"They gave me an eye test. Is there anybody here who can't see the [top letter] 'E'? I can't see the 'E.' There was a little kid. He could read the eighth line. It was embarrassing, man."
And now the laughs are more genuine. The man is vulnerable but not pathetic. You can still recognize the comic mind, the self-deprecating humor. It's really amazing. Bit by bit the pity lifts, and Mr. Pryor begins connecting with his audience. Yeah, multiple sclerosis can be funny.
Then, Mr. Pryor moves into more pain, talking about last year's triple bypass surgery. He flails his arms as he talks about his hallucinations while under anesthetics.
"My bed is a trout stream. I'm fishing in a trout stream. Then Sister Rose, a nun from my school, is there. And I say, 'Hey, Sister Rose, you standing in my trout stream.' "
Hilarious, no. But Mr. Pryor gives hints of the old technique, his arms swinging about for a moment. But then his arms tire and flop to his lap, refusing to play their part any longer. There is a towel next to the mike and Mr. Pryor wipes his brow, kidding about his need to do it.
When the audience responds, he says: "I love you so much. I'm here on a stage, and my energy . . . that wasn't there . . . is here."

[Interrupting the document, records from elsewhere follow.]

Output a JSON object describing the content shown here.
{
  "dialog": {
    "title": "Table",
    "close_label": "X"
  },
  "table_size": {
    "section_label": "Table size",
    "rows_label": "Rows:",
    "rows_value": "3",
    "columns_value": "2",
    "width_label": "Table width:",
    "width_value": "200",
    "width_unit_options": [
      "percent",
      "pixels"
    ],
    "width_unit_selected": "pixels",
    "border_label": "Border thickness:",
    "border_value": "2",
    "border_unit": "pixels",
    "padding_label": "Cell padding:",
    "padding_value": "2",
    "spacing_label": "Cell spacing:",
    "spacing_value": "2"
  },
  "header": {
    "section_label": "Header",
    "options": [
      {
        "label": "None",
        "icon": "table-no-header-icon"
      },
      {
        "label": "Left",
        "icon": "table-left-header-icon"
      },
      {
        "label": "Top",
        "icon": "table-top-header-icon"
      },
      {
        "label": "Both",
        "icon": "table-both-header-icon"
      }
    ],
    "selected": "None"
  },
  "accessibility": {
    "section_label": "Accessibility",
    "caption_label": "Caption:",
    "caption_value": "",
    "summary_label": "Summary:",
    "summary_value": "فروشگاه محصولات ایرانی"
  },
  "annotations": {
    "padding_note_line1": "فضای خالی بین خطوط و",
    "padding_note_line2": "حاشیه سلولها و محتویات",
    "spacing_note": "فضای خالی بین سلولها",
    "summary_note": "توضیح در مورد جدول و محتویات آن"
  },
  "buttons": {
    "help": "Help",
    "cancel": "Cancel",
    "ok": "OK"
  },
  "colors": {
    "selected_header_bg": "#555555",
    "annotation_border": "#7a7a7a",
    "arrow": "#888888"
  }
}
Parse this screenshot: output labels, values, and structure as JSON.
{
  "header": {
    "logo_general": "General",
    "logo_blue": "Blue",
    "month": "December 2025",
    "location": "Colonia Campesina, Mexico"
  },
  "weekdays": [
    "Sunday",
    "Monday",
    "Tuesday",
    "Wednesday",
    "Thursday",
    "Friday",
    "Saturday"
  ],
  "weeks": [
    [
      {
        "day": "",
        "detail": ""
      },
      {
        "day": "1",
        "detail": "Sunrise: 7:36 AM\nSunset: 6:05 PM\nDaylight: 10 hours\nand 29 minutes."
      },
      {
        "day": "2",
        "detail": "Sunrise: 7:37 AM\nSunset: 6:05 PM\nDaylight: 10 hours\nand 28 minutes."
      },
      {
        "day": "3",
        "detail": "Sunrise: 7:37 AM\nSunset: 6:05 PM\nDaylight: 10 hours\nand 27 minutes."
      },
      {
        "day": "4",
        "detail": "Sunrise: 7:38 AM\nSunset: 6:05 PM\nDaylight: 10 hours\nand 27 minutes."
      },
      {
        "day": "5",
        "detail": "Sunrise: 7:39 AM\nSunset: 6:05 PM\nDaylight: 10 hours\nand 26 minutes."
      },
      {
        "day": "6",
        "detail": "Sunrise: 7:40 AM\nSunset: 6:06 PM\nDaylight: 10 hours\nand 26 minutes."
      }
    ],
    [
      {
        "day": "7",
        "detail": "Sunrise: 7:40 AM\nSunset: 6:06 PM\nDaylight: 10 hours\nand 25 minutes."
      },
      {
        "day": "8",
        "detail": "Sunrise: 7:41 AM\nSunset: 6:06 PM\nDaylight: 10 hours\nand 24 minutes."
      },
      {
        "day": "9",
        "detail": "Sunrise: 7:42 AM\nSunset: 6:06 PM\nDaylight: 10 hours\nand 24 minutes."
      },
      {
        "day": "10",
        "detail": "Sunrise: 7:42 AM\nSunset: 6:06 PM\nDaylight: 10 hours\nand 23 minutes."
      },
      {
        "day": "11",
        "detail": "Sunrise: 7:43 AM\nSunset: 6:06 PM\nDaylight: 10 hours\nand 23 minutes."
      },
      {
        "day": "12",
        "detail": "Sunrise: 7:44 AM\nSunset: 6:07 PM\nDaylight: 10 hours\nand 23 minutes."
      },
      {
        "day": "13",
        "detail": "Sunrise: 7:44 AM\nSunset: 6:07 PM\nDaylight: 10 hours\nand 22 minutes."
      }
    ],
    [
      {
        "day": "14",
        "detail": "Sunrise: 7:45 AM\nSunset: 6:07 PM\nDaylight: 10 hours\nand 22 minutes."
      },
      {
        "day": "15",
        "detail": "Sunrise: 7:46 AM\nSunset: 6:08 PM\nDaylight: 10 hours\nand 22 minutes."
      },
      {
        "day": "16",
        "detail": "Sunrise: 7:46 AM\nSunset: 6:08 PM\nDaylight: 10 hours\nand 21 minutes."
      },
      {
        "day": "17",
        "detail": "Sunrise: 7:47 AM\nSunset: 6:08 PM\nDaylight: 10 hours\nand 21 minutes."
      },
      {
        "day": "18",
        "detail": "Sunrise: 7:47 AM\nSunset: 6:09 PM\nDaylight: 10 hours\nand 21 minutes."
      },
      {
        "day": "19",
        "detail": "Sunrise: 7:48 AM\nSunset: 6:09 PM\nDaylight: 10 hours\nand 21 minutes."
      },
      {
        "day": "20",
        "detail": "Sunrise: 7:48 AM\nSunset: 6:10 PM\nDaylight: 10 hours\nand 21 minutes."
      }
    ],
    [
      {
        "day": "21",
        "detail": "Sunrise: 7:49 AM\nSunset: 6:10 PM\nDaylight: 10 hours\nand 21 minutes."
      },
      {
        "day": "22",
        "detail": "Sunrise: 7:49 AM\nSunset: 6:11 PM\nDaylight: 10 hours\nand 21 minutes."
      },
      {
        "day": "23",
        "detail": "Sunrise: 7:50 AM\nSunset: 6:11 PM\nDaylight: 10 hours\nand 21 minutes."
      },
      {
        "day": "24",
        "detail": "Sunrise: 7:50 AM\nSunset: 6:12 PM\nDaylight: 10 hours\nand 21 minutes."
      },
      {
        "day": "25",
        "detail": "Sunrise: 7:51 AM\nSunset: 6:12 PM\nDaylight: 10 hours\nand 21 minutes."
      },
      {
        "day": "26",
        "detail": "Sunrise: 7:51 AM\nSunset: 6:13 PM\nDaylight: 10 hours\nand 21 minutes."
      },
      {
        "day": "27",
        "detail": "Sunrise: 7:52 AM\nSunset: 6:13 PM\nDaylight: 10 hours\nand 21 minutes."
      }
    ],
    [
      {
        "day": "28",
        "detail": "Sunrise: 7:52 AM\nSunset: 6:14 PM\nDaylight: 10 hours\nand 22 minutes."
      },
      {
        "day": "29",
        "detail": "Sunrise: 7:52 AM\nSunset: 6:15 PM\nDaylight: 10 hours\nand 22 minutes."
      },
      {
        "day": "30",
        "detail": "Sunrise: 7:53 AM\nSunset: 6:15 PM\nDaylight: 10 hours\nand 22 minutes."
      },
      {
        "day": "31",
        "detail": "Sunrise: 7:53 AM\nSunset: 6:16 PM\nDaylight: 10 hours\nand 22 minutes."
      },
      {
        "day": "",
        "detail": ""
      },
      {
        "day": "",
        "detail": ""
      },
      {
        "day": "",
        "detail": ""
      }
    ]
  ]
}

"You're beautiful, Richard!" comes a big voice from the rear. "Thank you," Mr. Pryor says. "You lying m ."
Backstage after the show, the Green Room is swarming with people.

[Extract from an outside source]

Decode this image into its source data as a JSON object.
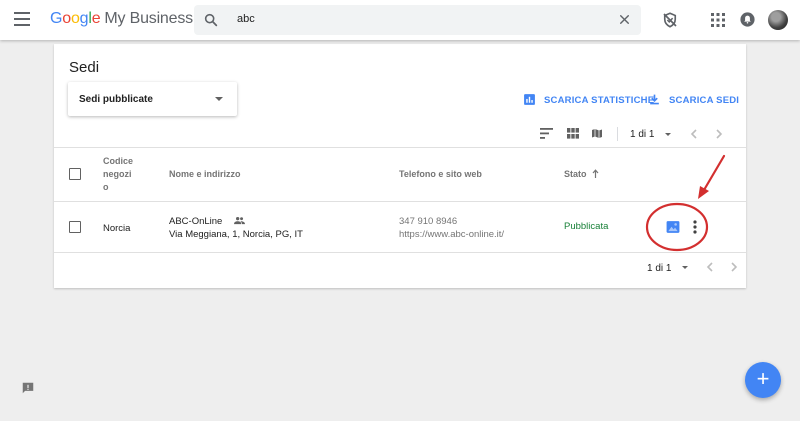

Mr. Pryor is seated in the middle of a large, semi-circular booth, looking fragile, exhausted, his eyes darting, then staring.
There are four or five people seated on each side of him, including Marilyn Staley, his new assistant (for the past five months) who never leaves his side. All sorts of people come up to pat Mr. Pryor on the back, shake his hand and pose for pictures with him, including Arsenio Hall, comic Byron Allen and director John Singleton ("Boyz N the Hood").
Mr. Pryor has agreed to an interview, and we are going to talk in his limousine, as it drives around town.